How to use it: Because it's so thin, a crevice tool can get tiny debris out of tight spaces, such as around the wooden valance of a window or in between couch cushions. You can also use this slim tool to clean the front of your bookshelves where dust collects.

A vacuum attachment

Hose Attachment

Comes with: uprights
How to use it: Of course, canister vacuums feature a hose. But uprights come with accessory hoses to use with attachments. Generally made of plastic tubing, a hose can be attached to an upright vacuum to help you maneuver in cramped spaces, such as underneath a bed, where an upright won't fit. It also makes it easier to vacuum stairs. If you attach an airflow brush to the end of the hose, you’ll get some of that suction action across the tread of the stair.

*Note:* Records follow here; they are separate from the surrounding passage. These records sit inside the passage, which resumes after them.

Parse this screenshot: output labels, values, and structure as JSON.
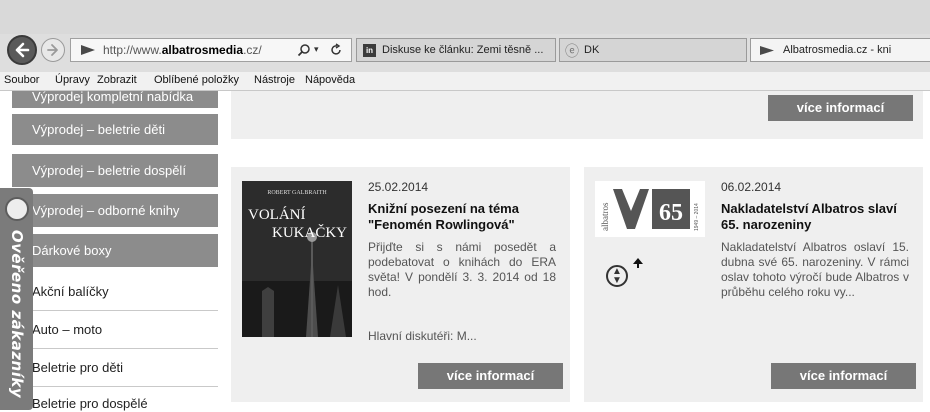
{
  "browser": {
    "url_prefix": "http://www.",
    "url_domain": "albatrosmedia",
    "url_suffix": ".cz/",
    "tabs": [
      {
        "label": "Diskuse ke článku: Zemi těsně ..."
      },
      {
        "label": "DK"
      },
      {
        "label": "Albatrosmedia.cz - kni"
      }
    ],
    "menu": [
      "Soubor",
      "Úpravy",
      "Zobrazit",
      "Oblíbené položky",
      "Nástroje",
      "Nápověda"
    ]
  },
  "sidebar": {
    "items": [
      {
        "label": "Výprodej kompletní nabídka"
      },
      {
        "label": "Výprodej – beletrie děti"
      },
      {
        "label": "Výprodej – beletrie dospělí"
      },
      {
        "label": "Výprodej – odborné knihy"
      },
      {
        "label": "Dárkové boxy"
      },
      {
        "label": "Akční balíčky"
      },
      {
        "label": "Auto – moto"
      },
      {
        "label": "Beletrie pro děti"
      },
      {
        "label": "Beletrie pro dospělé"
      }
    ],
    "badge_text": "Ověřeno zákazníky"
  },
  "top_panel": {
    "button_label": "více informací"
  },
  "articles": [
    {
      "date": "25.02.2014",
      "title": "Knižní posezení na téma \"Fenomén Rowlingová\"",
      "text": "Přijďte si s námi posedět a podebatovat o knihách do ERA světa! V pondělí 3. 3. 2014 od 18 hod.",
      "extra": "Hlavní diskutéři: M...",
      "button_label": "více informací",
      "cover_author": "ROBERT GALBRAITH",
      "cover_title_1": "VOLÁNÍ",
      "cover_title_2": "KUKAČKY"
    },
    {
      "date": "06.02.2014",
      "title": "Nakladatelství Albatros slaví 65. narozeniny",
      "text": "Nakladatelství Albatros oslaví 15. dubna své 65. narozeniny. V rámci oslav tohoto výročí bude Albatros v průběhu celého roku vy...",
      "button_label": "více informací",
      "logo_vertical": "albatros",
      "logo_number": "65",
      "logo_years": "1949 – 2014"
    }
  ],
  "colors": {
    "button": "#777777",
    "sidebar_active": "#8c8c8c",
    "panel": "#efefef"
  }
}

A vacuum attachment

Dust Brush

Comes with: uprights and canisters
How to use it: This small, round tool has soft bristles and a circular head. It can be attached to both an extension wand or hose. Use it for gentle cleaning, such as around picture frames or ornate mantelpieces, or on the fins of your window air conditioner.

A vacuum attachment

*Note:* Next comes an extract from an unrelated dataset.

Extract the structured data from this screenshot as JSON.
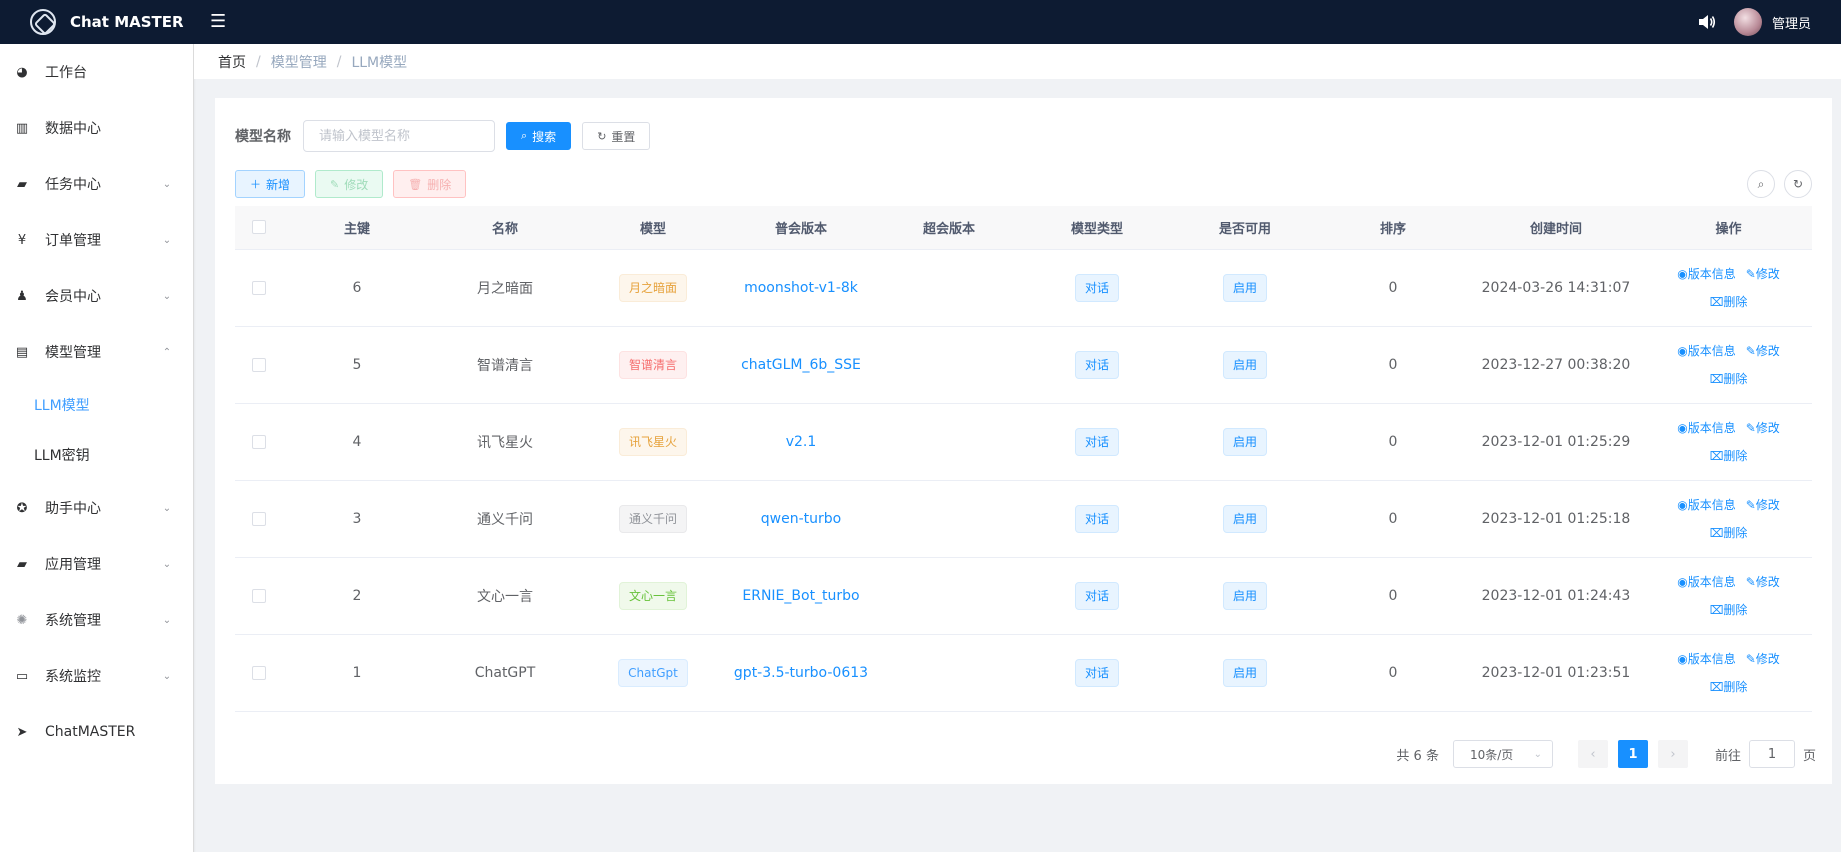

Extension Wand

Comes with: uprights and canisters
How to use it: These slim, cylindrical plastic or metal wands are your ticket to vacuuming out-of-reach places. Typically, they’re attached to the end of the vacuum hose before you attach a tool, such as a crevice or brush tool. With both the extension wand and the tool in place, you can easily clean the corners of your ceiling where cobwebs collect, as well as along door mantels and behind units such as media cabinets.

A vacuum attachment

Floor Brush

Comes with: canisters
How to use it: A floor brush is the lighter-weight head of a canister vacuum cleaner. Full-sized canisters typically include a floor brush instead of a powerhead to use on wood floors. (If you have an upright, make sure to turn off the motorized brush roll to avoid scattering dust or scratching the floor.)

A vacuum attachment

Upholstery Brush

Comes with: uprights and canisters
How to use it: An upholstery brush usually has a short, flat head with tough bristles. It can be used on your couch or an overstuffed chair to remove pilling and dust.